TASK ITEM: Go through the records and report each line holding the string "this".

[[ EXERCISE MATERIAL open ]]

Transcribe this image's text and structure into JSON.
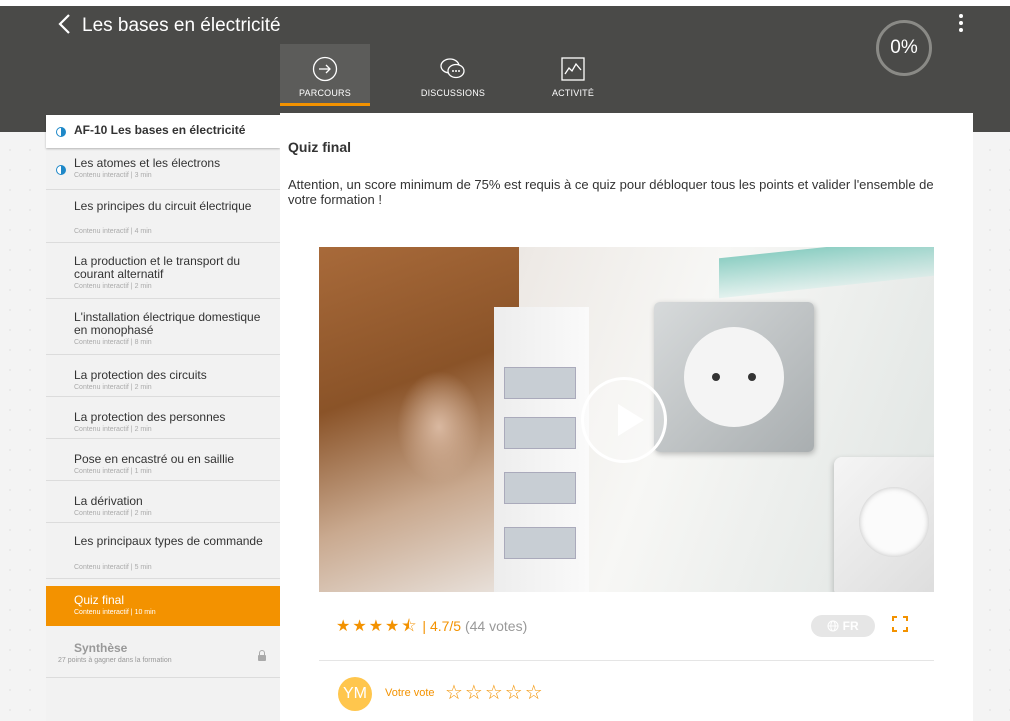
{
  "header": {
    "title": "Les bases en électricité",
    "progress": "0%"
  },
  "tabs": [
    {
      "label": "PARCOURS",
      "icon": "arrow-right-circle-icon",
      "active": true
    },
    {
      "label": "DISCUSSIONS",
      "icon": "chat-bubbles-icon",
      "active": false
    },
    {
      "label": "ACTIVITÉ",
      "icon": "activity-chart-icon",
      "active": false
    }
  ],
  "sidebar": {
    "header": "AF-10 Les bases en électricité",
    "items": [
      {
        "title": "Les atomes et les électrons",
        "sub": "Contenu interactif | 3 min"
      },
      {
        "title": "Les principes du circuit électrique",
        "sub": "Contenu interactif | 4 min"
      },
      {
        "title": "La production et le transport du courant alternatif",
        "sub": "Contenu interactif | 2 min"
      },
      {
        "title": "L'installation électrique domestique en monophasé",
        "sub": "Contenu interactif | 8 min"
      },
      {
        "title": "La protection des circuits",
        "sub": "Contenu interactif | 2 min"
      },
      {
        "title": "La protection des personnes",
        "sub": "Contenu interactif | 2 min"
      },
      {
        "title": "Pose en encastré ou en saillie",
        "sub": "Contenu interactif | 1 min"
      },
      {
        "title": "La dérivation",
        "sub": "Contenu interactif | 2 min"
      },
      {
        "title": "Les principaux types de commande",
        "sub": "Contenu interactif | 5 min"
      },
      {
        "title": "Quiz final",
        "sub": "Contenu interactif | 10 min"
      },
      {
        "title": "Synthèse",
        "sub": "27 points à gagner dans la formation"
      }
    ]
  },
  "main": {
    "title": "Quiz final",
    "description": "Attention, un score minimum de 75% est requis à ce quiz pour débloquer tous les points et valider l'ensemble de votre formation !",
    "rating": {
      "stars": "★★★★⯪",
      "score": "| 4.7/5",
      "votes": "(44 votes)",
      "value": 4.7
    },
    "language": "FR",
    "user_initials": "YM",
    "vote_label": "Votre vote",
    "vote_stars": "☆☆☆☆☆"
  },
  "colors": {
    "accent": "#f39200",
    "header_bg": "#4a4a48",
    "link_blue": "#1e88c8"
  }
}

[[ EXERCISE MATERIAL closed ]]
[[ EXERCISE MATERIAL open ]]

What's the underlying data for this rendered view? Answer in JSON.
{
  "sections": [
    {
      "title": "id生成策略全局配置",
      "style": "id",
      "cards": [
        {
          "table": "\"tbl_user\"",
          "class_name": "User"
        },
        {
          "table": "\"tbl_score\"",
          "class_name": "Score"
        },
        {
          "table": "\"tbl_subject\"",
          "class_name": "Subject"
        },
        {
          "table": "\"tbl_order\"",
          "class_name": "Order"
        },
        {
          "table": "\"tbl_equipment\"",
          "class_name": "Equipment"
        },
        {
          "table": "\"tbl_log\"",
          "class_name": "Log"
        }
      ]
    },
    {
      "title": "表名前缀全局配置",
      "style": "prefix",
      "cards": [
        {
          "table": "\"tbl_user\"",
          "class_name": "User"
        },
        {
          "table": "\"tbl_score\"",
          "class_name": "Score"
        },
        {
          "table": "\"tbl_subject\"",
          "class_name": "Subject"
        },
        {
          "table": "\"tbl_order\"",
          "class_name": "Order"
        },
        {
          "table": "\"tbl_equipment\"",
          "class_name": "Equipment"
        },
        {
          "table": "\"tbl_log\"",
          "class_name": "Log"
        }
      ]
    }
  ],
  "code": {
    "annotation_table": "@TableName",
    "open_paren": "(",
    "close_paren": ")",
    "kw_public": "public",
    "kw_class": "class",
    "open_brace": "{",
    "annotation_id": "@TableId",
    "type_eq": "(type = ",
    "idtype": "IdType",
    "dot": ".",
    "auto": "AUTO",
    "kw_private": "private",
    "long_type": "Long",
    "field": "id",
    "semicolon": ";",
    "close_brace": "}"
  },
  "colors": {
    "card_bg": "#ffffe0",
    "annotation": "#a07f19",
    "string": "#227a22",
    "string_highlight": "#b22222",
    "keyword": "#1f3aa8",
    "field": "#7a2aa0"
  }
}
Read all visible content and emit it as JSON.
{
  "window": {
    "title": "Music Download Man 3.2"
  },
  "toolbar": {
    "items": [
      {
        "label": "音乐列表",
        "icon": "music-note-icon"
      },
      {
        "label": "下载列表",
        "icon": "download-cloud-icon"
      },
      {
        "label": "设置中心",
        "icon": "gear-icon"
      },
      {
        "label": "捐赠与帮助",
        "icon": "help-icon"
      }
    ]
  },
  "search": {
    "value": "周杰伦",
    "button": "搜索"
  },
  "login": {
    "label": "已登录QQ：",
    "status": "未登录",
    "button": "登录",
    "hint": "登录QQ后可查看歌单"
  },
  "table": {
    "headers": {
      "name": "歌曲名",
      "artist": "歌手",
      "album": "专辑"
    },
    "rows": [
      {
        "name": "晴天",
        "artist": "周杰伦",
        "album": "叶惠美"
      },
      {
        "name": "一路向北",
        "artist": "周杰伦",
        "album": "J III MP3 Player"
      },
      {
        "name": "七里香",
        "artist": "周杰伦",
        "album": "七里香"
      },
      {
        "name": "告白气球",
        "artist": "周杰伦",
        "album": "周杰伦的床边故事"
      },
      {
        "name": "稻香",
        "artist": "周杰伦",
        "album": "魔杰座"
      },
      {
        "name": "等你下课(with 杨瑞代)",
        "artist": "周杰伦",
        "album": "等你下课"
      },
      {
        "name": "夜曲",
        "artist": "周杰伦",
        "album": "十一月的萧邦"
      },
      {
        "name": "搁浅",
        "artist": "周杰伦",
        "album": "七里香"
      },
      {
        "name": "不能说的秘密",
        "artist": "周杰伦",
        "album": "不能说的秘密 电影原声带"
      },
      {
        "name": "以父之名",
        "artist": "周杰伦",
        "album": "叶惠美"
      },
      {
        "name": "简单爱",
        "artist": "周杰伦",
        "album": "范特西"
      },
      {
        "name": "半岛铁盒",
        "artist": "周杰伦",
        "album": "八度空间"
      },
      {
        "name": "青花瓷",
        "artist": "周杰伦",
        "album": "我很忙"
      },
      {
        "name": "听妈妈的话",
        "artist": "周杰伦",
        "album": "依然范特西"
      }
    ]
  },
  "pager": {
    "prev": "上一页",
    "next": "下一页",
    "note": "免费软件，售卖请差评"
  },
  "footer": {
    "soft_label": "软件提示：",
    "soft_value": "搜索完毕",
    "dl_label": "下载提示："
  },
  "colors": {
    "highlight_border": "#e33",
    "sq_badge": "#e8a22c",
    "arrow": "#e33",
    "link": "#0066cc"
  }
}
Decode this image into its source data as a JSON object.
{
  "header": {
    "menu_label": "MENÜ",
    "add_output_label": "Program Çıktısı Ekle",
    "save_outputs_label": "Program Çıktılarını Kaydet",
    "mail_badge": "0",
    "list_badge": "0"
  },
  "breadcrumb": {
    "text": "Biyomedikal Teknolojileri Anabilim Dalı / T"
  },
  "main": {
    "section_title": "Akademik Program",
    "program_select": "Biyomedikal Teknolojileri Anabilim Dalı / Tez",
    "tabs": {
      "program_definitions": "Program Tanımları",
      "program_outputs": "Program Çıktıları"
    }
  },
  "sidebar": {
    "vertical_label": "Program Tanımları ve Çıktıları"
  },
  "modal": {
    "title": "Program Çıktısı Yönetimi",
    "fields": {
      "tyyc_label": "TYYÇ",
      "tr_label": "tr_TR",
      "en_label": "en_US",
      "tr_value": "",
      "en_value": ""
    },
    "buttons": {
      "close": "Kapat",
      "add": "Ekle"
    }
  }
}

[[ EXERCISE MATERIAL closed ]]

THE ANSWER:
Transcribe this image's text and structure into JSON.
What's the underlying data for this rendered view? Answer in JSON.
Decode this image into its source data as a JSON object.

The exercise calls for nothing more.